**Task requirements**
Your answer should consist of the lines below that hold the word "AutoCAD".

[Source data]
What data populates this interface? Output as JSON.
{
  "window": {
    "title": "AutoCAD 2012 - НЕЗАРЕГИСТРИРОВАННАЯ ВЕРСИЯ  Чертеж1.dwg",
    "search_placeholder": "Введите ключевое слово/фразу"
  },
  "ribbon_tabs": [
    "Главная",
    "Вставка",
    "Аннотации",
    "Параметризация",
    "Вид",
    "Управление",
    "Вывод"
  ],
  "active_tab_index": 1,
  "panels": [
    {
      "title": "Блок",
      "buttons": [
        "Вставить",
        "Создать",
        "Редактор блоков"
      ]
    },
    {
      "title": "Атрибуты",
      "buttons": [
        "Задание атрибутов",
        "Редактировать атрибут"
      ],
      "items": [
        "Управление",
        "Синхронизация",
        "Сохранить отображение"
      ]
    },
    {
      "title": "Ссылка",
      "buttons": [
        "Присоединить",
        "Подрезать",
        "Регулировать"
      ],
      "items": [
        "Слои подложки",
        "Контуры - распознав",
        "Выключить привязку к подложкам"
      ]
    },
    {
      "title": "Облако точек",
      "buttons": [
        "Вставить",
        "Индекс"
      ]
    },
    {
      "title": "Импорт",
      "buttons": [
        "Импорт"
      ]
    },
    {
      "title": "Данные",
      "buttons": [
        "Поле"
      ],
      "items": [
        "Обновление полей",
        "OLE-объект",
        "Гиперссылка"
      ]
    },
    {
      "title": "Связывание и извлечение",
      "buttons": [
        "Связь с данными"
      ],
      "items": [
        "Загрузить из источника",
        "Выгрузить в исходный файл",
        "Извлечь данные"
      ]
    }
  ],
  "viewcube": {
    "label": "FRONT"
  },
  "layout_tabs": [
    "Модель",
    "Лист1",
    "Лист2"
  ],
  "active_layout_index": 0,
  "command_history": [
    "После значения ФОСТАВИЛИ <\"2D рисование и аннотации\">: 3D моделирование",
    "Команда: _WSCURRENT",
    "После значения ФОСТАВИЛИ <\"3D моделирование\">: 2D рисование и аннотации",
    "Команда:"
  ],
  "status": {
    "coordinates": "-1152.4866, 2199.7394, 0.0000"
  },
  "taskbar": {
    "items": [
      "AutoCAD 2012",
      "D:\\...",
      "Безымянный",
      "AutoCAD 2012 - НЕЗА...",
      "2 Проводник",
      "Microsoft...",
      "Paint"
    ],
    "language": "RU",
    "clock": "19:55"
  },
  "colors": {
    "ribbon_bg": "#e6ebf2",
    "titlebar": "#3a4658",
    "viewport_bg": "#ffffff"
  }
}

**Reply**
    "title": "AutoCAD 2012 - НЕЗАРЕГИСТРИРОВАННАЯ ВЕРСИЯ  Чертеж1.dwg",
      "AutoCAD 2012",
      "AutoCAD 2012 - НЕЗА...",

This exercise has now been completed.